Contact: Loralei Coyle 202-682-4131, 202-905-6852 cell, firstname.lastname@example.org; Radio Interviews: Jeff Walton, email@example.com; both with the Institute on Religion and Democracy
WASHINGTON, June 20 /Christian Newswire/ -- An Episcopal priest in Washington state recently announced that she is both a Christian and a Muslim. The Rev. Ann Holmes Redding of Seattle made her profession of faith in Islam in March 2006. Episcopal Church Center employees told the Seattle Times that a person of dual faiths can serve as Episcopal clergy at the diocesan bishop's discretion. The Rt. Rev. Vincent Warner, bishop of the Diocese of Olympia, reportedly accepts Redding's dual faiths; consequently, she remains a priest in good standing within the diocese.
Ralph Webb, Director of the IRD's Anglican Action program, commented:
"The Episcopal Church continues to find new, creative ways to allow for heterodox faith variations at the local level. First, there was a 'local option' for same-sex blessings in the Episcopal Church. Now there's apparently an unofficial 'local option' for clergy who profess dual faiths.
"Rev. Redding certainly is free to pursue a spiritual path of her own choosing. But when she was ordained as an Episcopal priest, she accepted a charge to 'boldly proclaim the gospel of salvation; and rightly administer the sacraments of the New Covenant.' How can she 'boldly proclaim the gospel' of Jesus Christ's death on the cross for the sins of the world and subsequent resurrection when Islam denies both events? How can she 'rightly administer the sacraments of [a] … covenant' antithetical to Muslim beliefs, which see Jesus only as a prophet, not the savior of the world?
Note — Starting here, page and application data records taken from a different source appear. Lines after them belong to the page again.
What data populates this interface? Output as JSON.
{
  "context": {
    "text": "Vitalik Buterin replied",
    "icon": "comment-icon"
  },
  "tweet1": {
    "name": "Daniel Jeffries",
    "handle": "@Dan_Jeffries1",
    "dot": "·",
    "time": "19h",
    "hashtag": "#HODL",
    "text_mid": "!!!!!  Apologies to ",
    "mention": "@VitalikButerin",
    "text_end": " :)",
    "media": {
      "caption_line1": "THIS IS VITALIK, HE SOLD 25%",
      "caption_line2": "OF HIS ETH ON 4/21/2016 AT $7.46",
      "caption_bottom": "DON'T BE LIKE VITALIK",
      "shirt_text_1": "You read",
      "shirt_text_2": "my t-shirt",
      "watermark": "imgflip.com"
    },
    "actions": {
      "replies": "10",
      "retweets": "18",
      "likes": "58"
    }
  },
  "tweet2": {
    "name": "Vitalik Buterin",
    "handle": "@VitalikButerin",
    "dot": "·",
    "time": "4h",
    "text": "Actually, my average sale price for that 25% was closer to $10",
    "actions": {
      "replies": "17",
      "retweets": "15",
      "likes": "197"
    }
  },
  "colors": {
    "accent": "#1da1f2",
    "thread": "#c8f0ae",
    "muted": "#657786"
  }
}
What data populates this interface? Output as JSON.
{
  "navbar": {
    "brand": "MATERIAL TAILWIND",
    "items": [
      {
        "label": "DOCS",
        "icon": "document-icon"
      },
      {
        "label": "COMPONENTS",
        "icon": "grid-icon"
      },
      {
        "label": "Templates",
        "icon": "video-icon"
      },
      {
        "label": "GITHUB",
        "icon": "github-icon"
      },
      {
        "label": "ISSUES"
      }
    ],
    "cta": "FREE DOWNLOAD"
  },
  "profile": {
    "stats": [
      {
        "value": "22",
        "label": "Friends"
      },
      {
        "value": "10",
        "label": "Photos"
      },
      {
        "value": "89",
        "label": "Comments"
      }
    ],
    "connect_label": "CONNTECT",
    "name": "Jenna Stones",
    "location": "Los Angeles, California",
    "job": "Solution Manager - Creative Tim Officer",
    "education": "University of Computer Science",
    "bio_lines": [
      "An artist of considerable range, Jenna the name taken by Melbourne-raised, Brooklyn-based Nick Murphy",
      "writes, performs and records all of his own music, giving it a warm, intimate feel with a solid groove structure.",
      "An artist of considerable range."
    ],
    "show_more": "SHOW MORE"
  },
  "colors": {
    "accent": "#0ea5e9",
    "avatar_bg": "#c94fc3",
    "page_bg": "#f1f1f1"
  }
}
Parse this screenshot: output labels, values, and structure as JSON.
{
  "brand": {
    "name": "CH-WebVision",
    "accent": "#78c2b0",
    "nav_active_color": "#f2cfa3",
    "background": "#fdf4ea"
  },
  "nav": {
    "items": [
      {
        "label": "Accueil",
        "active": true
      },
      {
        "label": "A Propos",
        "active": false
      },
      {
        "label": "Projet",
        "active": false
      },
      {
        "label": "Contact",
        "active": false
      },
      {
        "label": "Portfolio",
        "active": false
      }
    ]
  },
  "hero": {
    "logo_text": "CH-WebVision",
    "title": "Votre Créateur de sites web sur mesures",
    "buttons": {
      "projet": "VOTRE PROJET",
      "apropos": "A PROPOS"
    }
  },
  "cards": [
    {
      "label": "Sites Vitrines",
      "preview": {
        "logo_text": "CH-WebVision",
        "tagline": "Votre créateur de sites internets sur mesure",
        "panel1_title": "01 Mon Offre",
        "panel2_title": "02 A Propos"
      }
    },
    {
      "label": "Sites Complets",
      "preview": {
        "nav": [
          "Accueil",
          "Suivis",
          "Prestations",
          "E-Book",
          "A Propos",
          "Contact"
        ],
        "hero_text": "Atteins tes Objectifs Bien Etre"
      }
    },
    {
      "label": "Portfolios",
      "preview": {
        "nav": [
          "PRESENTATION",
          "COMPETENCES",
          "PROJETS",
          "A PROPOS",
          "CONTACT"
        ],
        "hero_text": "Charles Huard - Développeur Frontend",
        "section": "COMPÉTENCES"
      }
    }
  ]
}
Rev. Redding, Bishop Warner, and the Episcopal Church need to take such questions seriously.
"Even the Episcopal Church's baptismal service asks all Christians to '[c]onfess the faith of Christ crucified, proclaim his resurrection, and share with us in his eternal priesthood.' The idea that a person can become a Muslim while remaining an Episcopal priest in good standing trivializes both faiths.
"The blurring of Christian distinctives is evidence of a spiritual confusion that can only harm Episcopalians. And while it's been said that 'all politics are local,' Bishop Warner's acceptance of Rev. Redding's syncretism compromises the whole church. The Episcopal Church's unofficial acceptance of clergy with dual faiths represents inclusion run amok. It clearly illustrates the overwhelming gap in faith and practice between the Episcopal Church and the majority of the Anglican Communion—not to mention the universal Christian Church."